• What is needed:
Retype the whole listing exactly.

• Input material:
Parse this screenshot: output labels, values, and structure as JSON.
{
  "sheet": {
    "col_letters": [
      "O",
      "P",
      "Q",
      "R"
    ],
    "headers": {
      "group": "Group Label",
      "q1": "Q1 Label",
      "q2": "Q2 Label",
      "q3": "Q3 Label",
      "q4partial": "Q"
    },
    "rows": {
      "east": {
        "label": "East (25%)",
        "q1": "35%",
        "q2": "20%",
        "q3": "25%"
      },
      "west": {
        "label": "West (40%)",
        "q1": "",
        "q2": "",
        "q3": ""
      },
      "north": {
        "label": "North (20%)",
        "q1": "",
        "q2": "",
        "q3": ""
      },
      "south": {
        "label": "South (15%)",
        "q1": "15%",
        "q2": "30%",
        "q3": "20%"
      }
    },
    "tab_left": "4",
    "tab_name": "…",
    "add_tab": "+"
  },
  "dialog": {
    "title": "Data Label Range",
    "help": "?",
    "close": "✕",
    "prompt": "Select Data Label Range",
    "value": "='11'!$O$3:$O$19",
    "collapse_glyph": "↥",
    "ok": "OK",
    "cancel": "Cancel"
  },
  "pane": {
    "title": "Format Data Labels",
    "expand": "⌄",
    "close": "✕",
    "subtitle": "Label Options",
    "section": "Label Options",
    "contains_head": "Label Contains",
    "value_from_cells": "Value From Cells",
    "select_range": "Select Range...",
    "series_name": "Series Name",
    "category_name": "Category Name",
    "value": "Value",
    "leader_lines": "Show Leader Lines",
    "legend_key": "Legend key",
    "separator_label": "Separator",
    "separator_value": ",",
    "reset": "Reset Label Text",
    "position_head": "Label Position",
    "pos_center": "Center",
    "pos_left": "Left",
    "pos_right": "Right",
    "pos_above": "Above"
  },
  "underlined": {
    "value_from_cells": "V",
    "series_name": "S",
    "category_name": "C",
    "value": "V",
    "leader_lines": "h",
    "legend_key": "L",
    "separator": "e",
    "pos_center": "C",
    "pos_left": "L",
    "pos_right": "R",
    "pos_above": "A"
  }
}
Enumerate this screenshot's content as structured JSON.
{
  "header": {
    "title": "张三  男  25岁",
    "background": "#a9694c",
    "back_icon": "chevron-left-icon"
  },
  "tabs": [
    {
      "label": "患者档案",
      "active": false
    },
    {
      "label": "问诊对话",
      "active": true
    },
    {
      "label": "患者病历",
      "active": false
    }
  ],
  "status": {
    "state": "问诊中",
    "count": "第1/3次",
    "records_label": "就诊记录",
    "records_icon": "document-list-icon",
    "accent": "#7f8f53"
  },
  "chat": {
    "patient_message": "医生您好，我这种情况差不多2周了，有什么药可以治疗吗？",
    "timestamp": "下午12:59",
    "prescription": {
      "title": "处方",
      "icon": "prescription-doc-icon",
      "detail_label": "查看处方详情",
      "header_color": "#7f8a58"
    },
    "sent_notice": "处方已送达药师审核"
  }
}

• Expected answer:
Parse this screenshot: output labels, values, and structure as JSON.
{
  "sheet": {
    "col_letters": [
      "O",
      "P",
      "Q",
      "R"
    ],
    "headers": {
      "group": "Group Label",
      "q1": "Q1 Label",
      "q2": "Q2 Label",
      "q3": "Q3 Label",
      "q4partial": "Q"
    },
    "rows": {
      "east": {
        "label": "East (25%)",
        "q1": "35%",
        "q2": "20%",
        "q3": "25%"
      },
      "west": {
        "label": "West (40%)",
        "q1": "",
        "q2": "",
        "q3": ""
      },
      "north": {
        "label": "North (20%)",
        "q1": "",
        "q2": "",
        "q3": ""
      },
      "south": {
        "label": "South (15%)",
        "q1": "15%",
        "q2": "30%",
        "q3": "20%"
      }
    },
    "tab_left": "4",
    "tab_name": "…",
    "add_tab": "+"
  },
  "dialog": {
    "title": "Data Label Range",
    "help": "?",
    "close": "✕",
    "prompt": "Select Data Label Range",
    "value": "='11'!$O$3:$O$19",
    "collapse_glyph": "↥",
    "ok": "OK",
    "cancel": "Cancel"
  },
  "pane": {
    "title": "Format Data Labels",
    "expand": "⌄",
    "close": "✕",
    "subtitle": "Label Options",
    "section": "Label Options",
    "contains_head": "Label Contains",
    "value_from_cells": "Value From Cells",
    "select_range": "Select Range...",
    "series_name": "Series Name",
    "category_name": "Category Name",
    "value": "Value",
    "leader_lines": "Show Leader Lines",
    "legend_key": "Legend key",
    "separator_label": "Separator",
    "separator_value": ",",
    "reset": "Reset Label Text",
    "position_head": "Label Position",
    "pos_center": "Center",
    "pos_left": "Left",
    "pos_right": "Right",
    "pos_above": "Above"
  },
  "underlined": {
    "value_from_cells": "V",
    "series_name": "S",
    "category_name": "C",
    "value": "V",
    "leader_lines": "h",
    "legend_key": "L",
    "separator": "e",
    "pos_center": "C",
    "pos_left": "L",
    "pos_right": "R",
    "pos_above": "A"
  }
}
Enumerate this screenshot's content as structured JSON.
{
  "header": {
    "title": "张三  男  25岁",
    "background": "#a9694c",
    "back_icon": "chevron-left-icon"
  },
  "tabs": [
    {
      "label": "患者档案",
      "active": false
    },
    {
      "label": "问诊对话",
      "active": true
    },
    {
      "label": "患者病历",
      "active": false
    }
  ],
  "status": {
    "state": "问诊中",
    "count": "第1/3次",
    "records_label": "就诊记录",
    "records_icon": "document-list-icon",
    "accent": "#7f8f53"
  },
  "chat": {
    "patient_message": "医生您好，我这种情况差不多2周了，有什么药可以治疗吗？",
    "timestamp": "下午12:59",
    "prescription": {
      "title": "处方",
      "icon": "prescription-doc-icon",
      "detail_label": "查看处方详情",
      "header_color": "#7f8a58"
    },
    "sent_notice": "处方已送达药师审核"
  }
}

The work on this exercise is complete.